Problem description: Show every line of the material that follows in which the word "title" occurs.

(Beginning of Extracted information)

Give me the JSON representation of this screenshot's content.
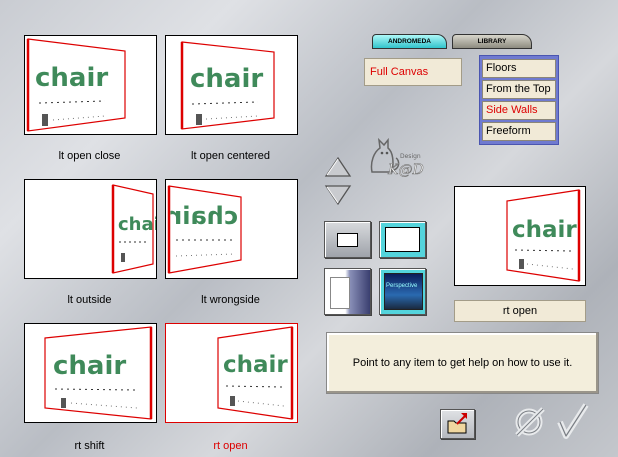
{
  "tabs": {
    "active": "ANDROMEDA",
    "inactive": "LIBRARY"
  },
  "presets": {
    "items": [
      {
        "label": "lt open close",
        "state": "default"
      },
      {
        "label": "lt open centered",
        "state": "default"
      },
      {
        "label": "lt outside",
        "state": "default"
      },
      {
        "label": "lt wrongside",
        "state": "default"
      },
      {
        "label": "rt shift",
        "state": "default"
      },
      {
        "label": "rt open",
        "state": "selected"
      }
    ],
    "thumb_word": "chair",
    "thumb_word_mirrored": "chair"
  },
  "canvas_field": {
    "value": "Full Canvas"
  },
  "mode_list": {
    "items": [
      {
        "label": "Floors",
        "state": "default"
      },
      {
        "label": "From the Top",
        "state": "default"
      },
      {
        "label": "Side Walls",
        "state": "selected"
      },
      {
        "label": "Freeform",
        "state": "default"
      }
    ]
  },
  "logo": {
    "text": "K@D",
    "subtext": "Design"
  },
  "tools": {
    "perspective_label": "Perspective"
  },
  "preview": {
    "label": "rt open",
    "word": "chair"
  },
  "help": {
    "text": "Point to any item to get help on how to use it."
  },
  "colors": {
    "accent_red": "#dd0000",
    "list_border": "#5c67c8",
    "tab_active": "#3cc8d0",
    "cream": "#f1ead7",
    "word_green": "#3f8a5a"
  },
  "icons": [
    "arrow-up-icon",
    "arrow-down-icon",
    "folder-icon",
    "cancel-icon",
    "check-icon"
  ]
}
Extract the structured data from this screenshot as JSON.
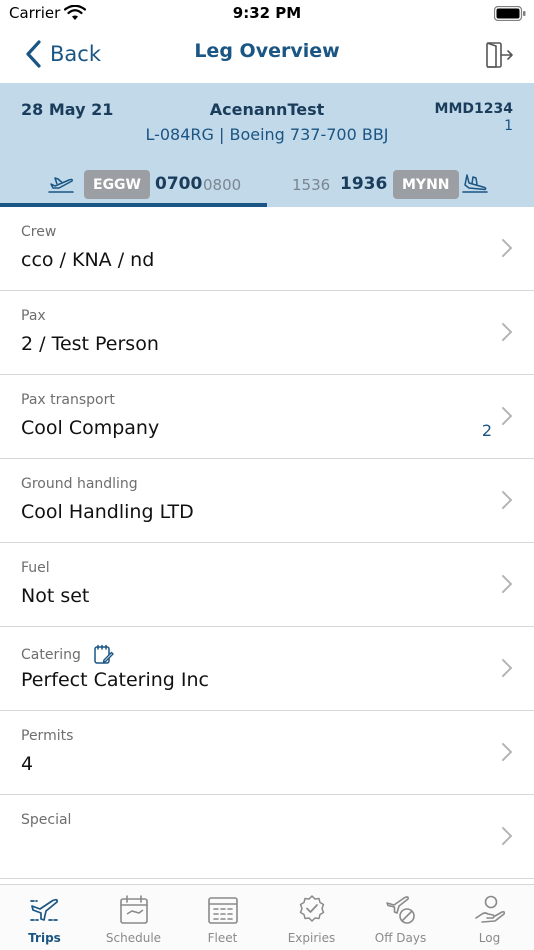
{
  "status_bar": {
    "carrier": "Carrier",
    "time": "9:32 PM"
  },
  "nav": {
    "back_label": "Back",
    "title": "Leg Overview",
    "exit_icon": "door-exit-icon"
  },
  "leg": {
    "date": "28 May 21",
    "customer": "AcenannTest",
    "aircraft": "L-084RG | Boeing 737-700 BBJ",
    "trip_code": "MMD1234",
    "trip_number": "1",
    "departure": {
      "airport": "EGGW",
      "time_actual": "0700",
      "time_scheduled": "0800"
    },
    "arrival": {
      "airport": "MYNN",
      "time_scheduled": "1536",
      "time_actual": "1936"
    },
    "progress": 0.5
  },
  "items": [
    {
      "title": "Crew",
      "value": "cco / KNA / nd",
      "badge": ""
    },
    {
      "title": "Pax",
      "value": "2 / Test Person",
      "badge": ""
    },
    {
      "title": "Pax transport",
      "value": "Cool Company",
      "badge": "2"
    },
    {
      "title": "Ground handling",
      "value": "Cool Handling LTD",
      "badge": ""
    },
    {
      "title": "Fuel",
      "value": "Not set",
      "badge": ""
    },
    {
      "title": "Catering",
      "value": "Perfect Catering Inc",
      "badge": ""
    },
    {
      "title": "Permits",
      "value": "4",
      "badge": ""
    },
    {
      "title": "Special",
      "value": "",
      "badge": ""
    }
  ],
  "tabs": [
    {
      "label": "Trips",
      "icon": "plane-route-icon",
      "active": true
    },
    {
      "label": "Schedule",
      "icon": "calendar-icon",
      "active": false
    },
    {
      "label": "Fleet",
      "icon": "fleet-board-icon",
      "active": false
    },
    {
      "label": "Expiries",
      "icon": "badge-check-icon",
      "active": false
    },
    {
      "label": "Off Days",
      "icon": "plane-off-icon",
      "active": false
    },
    {
      "label": "Log",
      "icon": "person-hand-icon",
      "active": false
    }
  ],
  "colors": {
    "accent": "#1a5583",
    "header_bg": "#c2d9ea",
    "badge_bg": "#9b9fa3"
  }
}
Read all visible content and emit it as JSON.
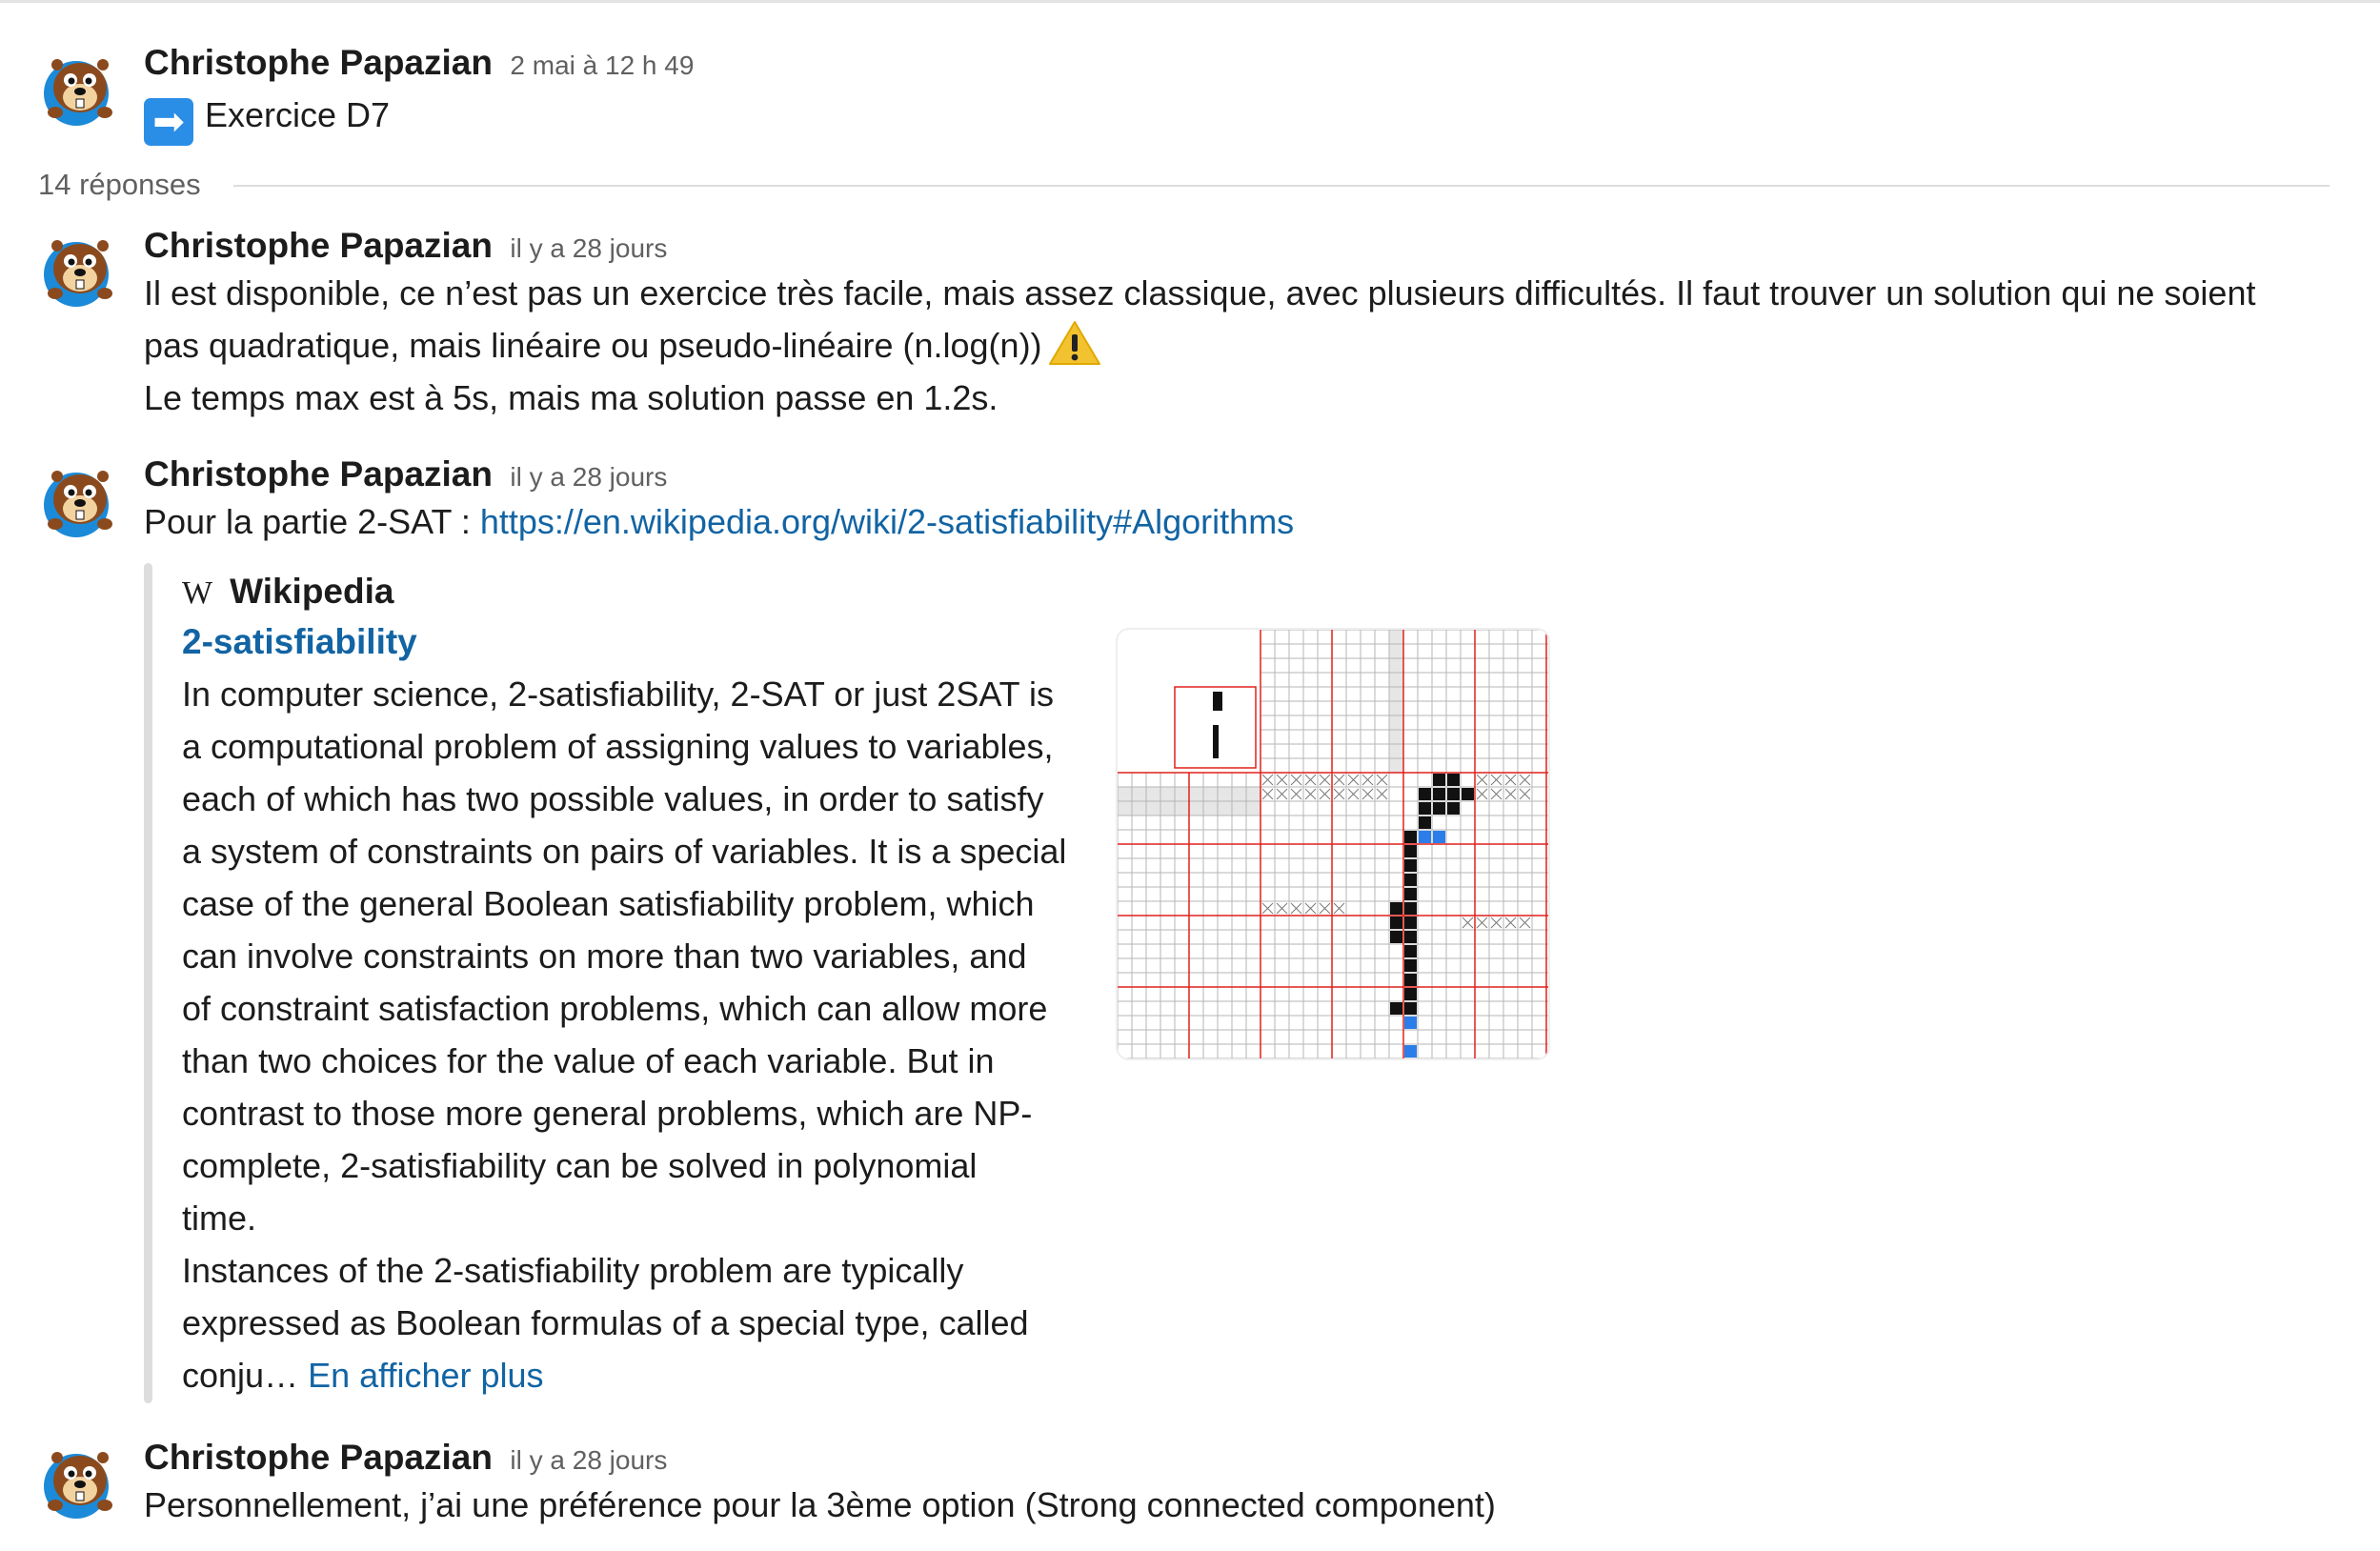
{
  "thread": {
    "parent": {
      "author": "Christophe Papazian",
      "timestamp": "2 mai à 12 h 49",
      "emoji": "arrow-right-emoji",
      "text": "Exercice D7"
    },
    "replies_count_label": "14 réponses",
    "replies": [
      {
        "author": "Christophe Papazian",
        "timestamp": "il y a 28 jours",
        "line1": "Il est disponible, ce n’est pas un exercice très facile, mais assez classique, avec plusieurs difficultés. Il faut trouver un solution qui ne soient",
        "line2": "pas quadratique, mais linéaire ou pseudo-linéaire (n.log(n))",
        "emoji": "warning-emoji",
        "line3": "Le temps max est à 5s, mais ma solution passe en 1.2s."
      },
      {
        "author": "Christophe Papazian",
        "timestamp": "il y a 28 jours",
        "text_prefix": "Pour la partie 2-SAT : ",
        "link": "https://en.wikipedia.org/wiki/2-satisfiability#Algorithms",
        "attachment": {
          "service_icon": "W",
          "service_name": "Wikipedia",
          "title": "2-satisfiability",
          "lines": [
            "In computer science, 2-satisfiability, 2-SAT or just 2SAT is",
            "a computational problem of assigning values to variables,",
            "each of which has two possible values, in order to satisfy",
            "a system of constraints on pairs of variables. It is a special",
            "case of the general Boolean satisfiability problem, which",
            "can involve constraints on more than two variables, and",
            "of constraint satisfaction problems, which can allow more",
            "than two choices for the value of each variable. But in",
            "contrast to those more general problems, which are NP-",
            "complete, 2-satisfiability can be solved in polynomial",
            "time.",
            "Instances of the 2-satisfiability problem are typically",
            "expressed as Boolean formulas of a special type, called"
          ],
          "last_line_prefix": "conju… ",
          "show_more": "En afficher plus",
          "image": "nonogram-puzzle-image"
        }
      },
      {
        "author": "Christophe Papazian",
        "timestamp": "il y a 28 jours",
        "text": "Personnellement, j’ai une préférence pour la 3ème option (Strong connected component)"
      }
    ]
  },
  "colors": {
    "link": "#1264a3",
    "text": "#1d1c1d",
    "muted": "#616061",
    "grid_red": "#e0201c",
    "cell_blue": "#2b7de9"
  }
}
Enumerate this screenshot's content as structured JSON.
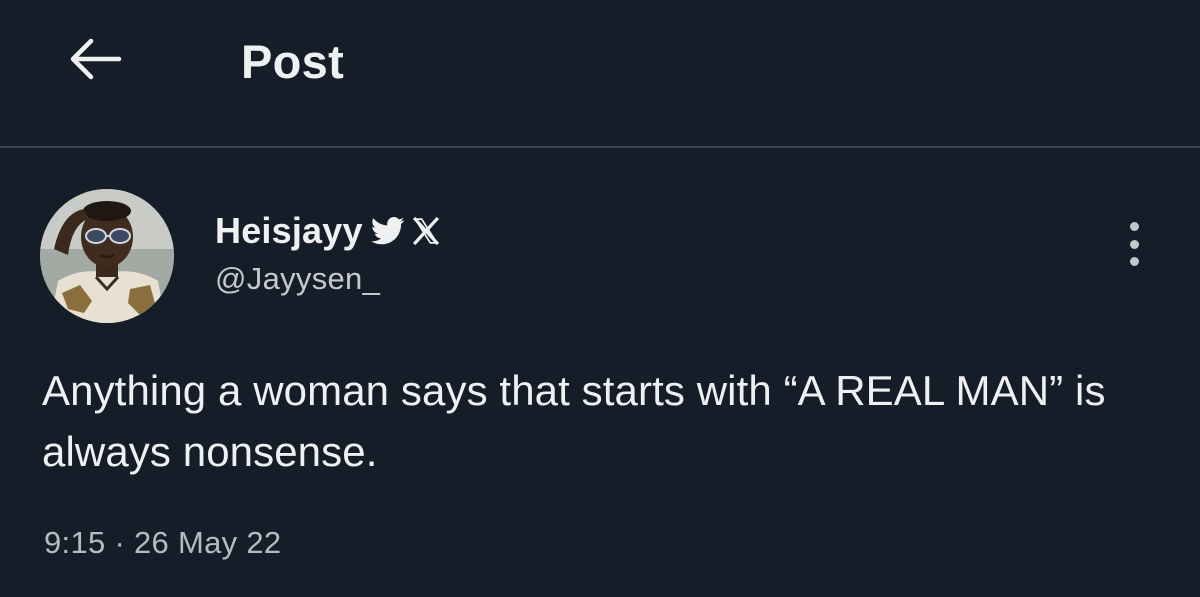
{
  "header": {
    "back_icon": "arrow-left-icon",
    "title": "Post"
  },
  "post": {
    "author": {
      "display_name": "Heisjayy",
      "badges": [
        "bird-icon",
        "x-icon"
      ],
      "handle": "@Jayysen_",
      "avatar_icon": "avatar-photo"
    },
    "more_icon": "more-vertical-icon",
    "text": "Anything a woman says that starts with “A REAL MAN” is always nonsense.",
    "timestamp": "9:15 · 26 May 22"
  },
  "colors": {
    "background": "#151d28",
    "divider": "#3a4452",
    "text_primary": "#eef0f1",
    "text_secondary": "#b6bbc1"
  }
}
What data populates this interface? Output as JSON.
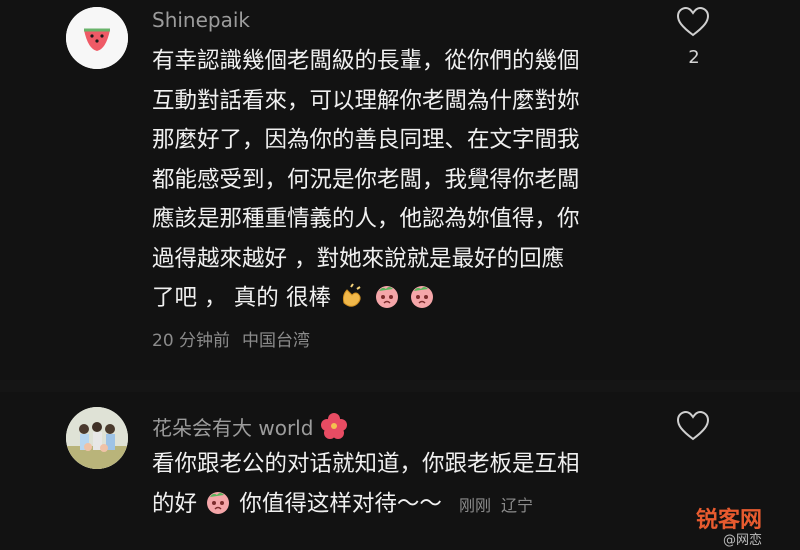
{
  "comments": [
    {
      "username": "Shinepaik",
      "avatar_icon": "watermelon-icon",
      "lines": [
        "有幸認識幾個老闆級的長輩，從你們的幾個",
        "互動對話看來，可以理解你老闆為什麼對妳",
        "那麼好了，因為你的善良同理、在文字間我",
        "都能感受到，何況是你老闆，我覺得你老闆",
        "應該是那種重情義的人，他認為妳值得，你",
        "過得越來越好 ，對她來說就是最好的回應",
        "了吧 ， 真的 很棒"
      ],
      "time": "20 分钟前",
      "location": "中国台湾",
      "like_count": "2"
    },
    {
      "username": "花朵会有大 world",
      "avatar_icon": "group-photo-avatar",
      "lines": [
        "看你跟老公的对话就知道，你跟老板是互相",
        "的好",
        "你值得这样对待～～"
      ],
      "time": "刚刚",
      "location": "辽宁"
    }
  ],
  "watermark": {
    "brand": "锐客网",
    "handle": "@网恋"
  }
}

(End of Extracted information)

Solution to the problem:
    "title": "Leg Overview",
      "title": "Crew",
      "title": "Pax",
      "title": "Pax transport",
      "title": "Ground handling",
      "title": "Fuel",
      "title": "Catering",
      "title": "Permits",
      "title": "Special",
          "title": "2-satisfiability",
    "title": "Post"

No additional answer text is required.